== TO DO ==
Provide the number of lines below that include "apade", without any other words.

(Source data)
§ §
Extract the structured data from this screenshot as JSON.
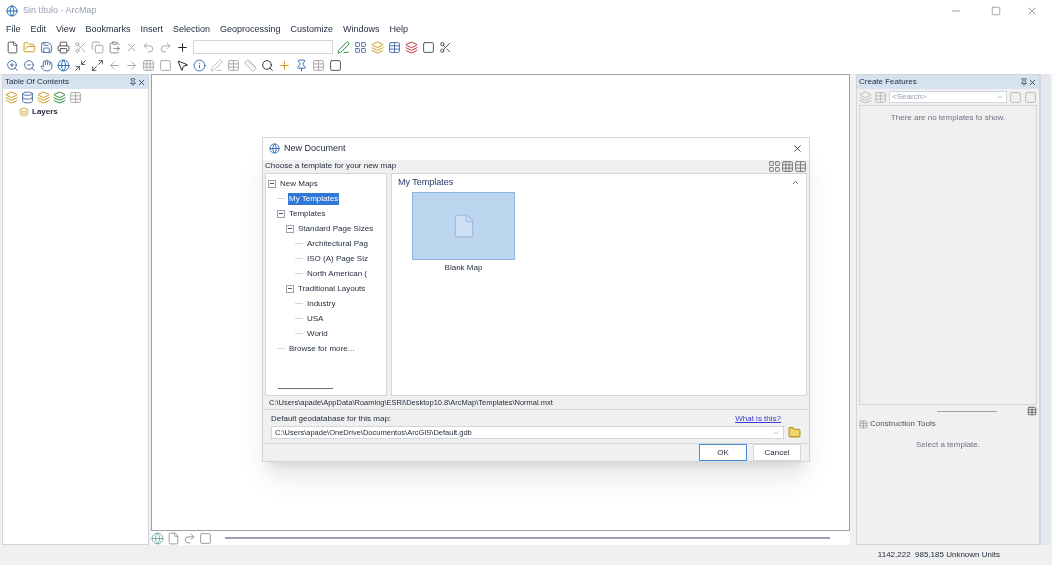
{
  "window": {
    "title": "Sin título - ArcMap"
  },
  "menu": [
    "File",
    "Edit",
    "View",
    "Bookmarks",
    "Insert",
    "Selection",
    "Geoprocessing",
    "Customize",
    "Windows",
    "Help"
  ],
  "toc": {
    "title": "Table Of Contents",
    "layers": "Layers"
  },
  "dialog": {
    "title": "New Document",
    "prompt": "Choose a template for your new map",
    "tree": [
      {
        "label": "New Maps",
        "expanded": true,
        "selected": false,
        "children": [
          {
            "label": "My Templates",
            "selected": true
          },
          {
            "label": "Templates",
            "expanded": true,
            "selected": false,
            "children": [
              {
                "label": "Standard Page Sizes",
                "expanded": true,
                "selected": false,
                "children": [
                  {
                    "label": "Architectural Pag",
                    "selected": false
                  },
                  {
                    "label": "ISO (A) Page Siz",
                    "selected": false
                  },
                  {
                    "label": "North American (",
                    "selected": false
                  }
                ]
              },
              {
                "label": "Traditional Layouts",
                "expanded": true,
                "selected": false,
                "children": [
                  {
                    "label": "Industry",
                    "selected": false
                  },
                  {
                    "label": "USA",
                    "selected": false
                  },
                  {
                    "label": "World",
                    "selected": false
                  }
                ]
              }
            ]
          },
          {
            "label": "Browse for more...",
            "selected": false
          }
        ]
      }
    ],
    "section_title": "My Templates",
    "templates": [
      {
        "label": "Blank Map",
        "selected": true
      }
    ],
    "path": "C:\\Users\\apade\\AppData\\Roaming\\ESRI\\Desktop10.8\\ArcMap\\Templates\\Normal.mxt",
    "gdb_label": "Default geodatabase for this map:",
    "gdb_link": "What is this?",
    "gdb_value": "C:\\Users\\apade\\OneDrive\\Documentos\\ArcGIS\\Default.gdb",
    "buttons": [
      "OK",
      "Cancel"
    ]
  },
  "create_features": {
    "title": "Create Features",
    "search_placeholder": "<Search>",
    "empty_message": "There are no templates to show."
  },
  "construction_tools": {
    "title": "Construction Tools",
    "message": "Select a template."
  },
  "status_bar": {
    "coordinates": "1142,222  985,185 Unknown Units"
  }
}
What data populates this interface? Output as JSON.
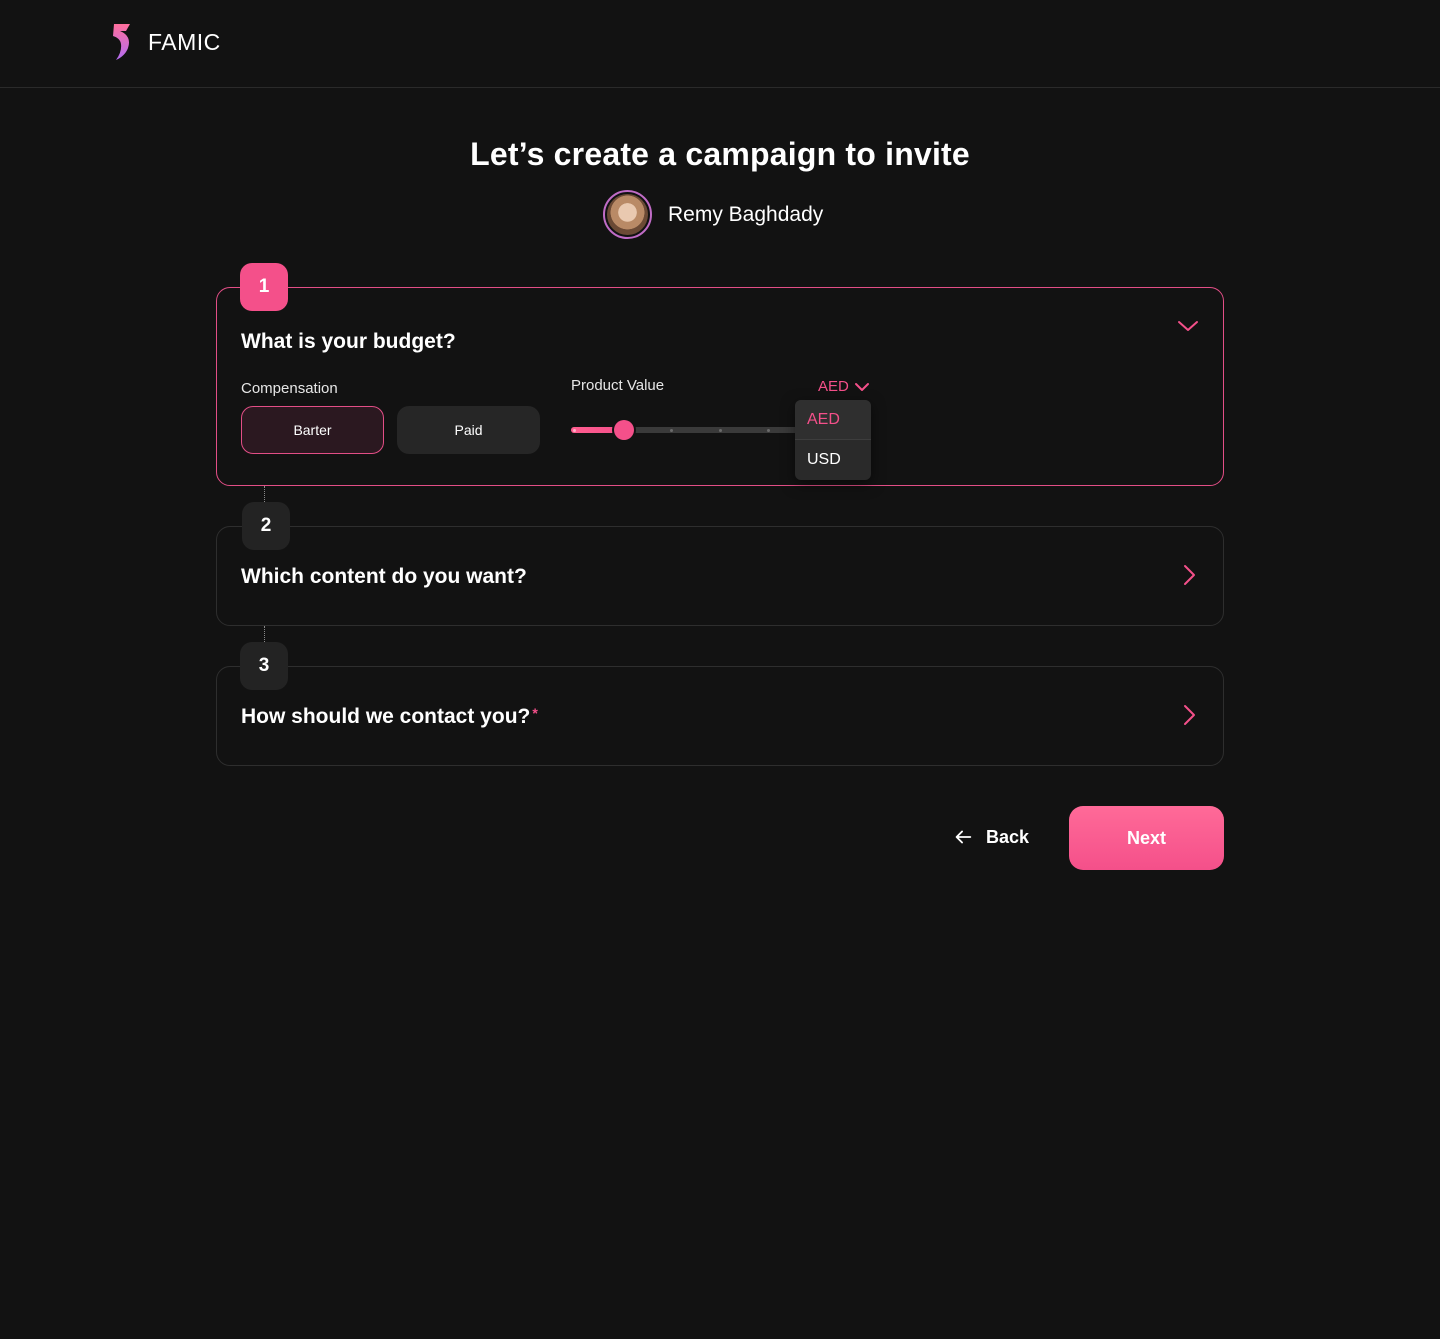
{
  "brand": {
    "name": "FAMIC",
    "accent": "#f4508a"
  },
  "header": {
    "title": "Let’s create a campaign to invite",
    "influencer_name": "Remy Baghdady"
  },
  "steps": [
    {
      "number": "1",
      "title": "What is your budget?",
      "expanded": true,
      "compensation": {
        "label": "Compensation",
        "options": [
          "Barter",
          "Paid"
        ],
        "selected": "Barter"
      },
      "product_value": {
        "label": "Product Value",
        "slider_fraction": 0.22
      },
      "currency": {
        "selected": "AED",
        "options": [
          "AED",
          "USD"
        ]
      }
    },
    {
      "number": "2",
      "title": "Which content do you want?",
      "expanded": false
    },
    {
      "number": "3",
      "title": "How should we contact you?",
      "required_mark": "*",
      "expanded": false
    }
  ],
  "footer": {
    "back_label": "Back",
    "next_label": "Next"
  },
  "icons": {
    "logo": "famic-logo-icon",
    "collapse": "chevron-down-icon",
    "expand": "chevron-right-icon",
    "back": "arrow-left-icon"
  }
}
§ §
== SOLUTION ==
2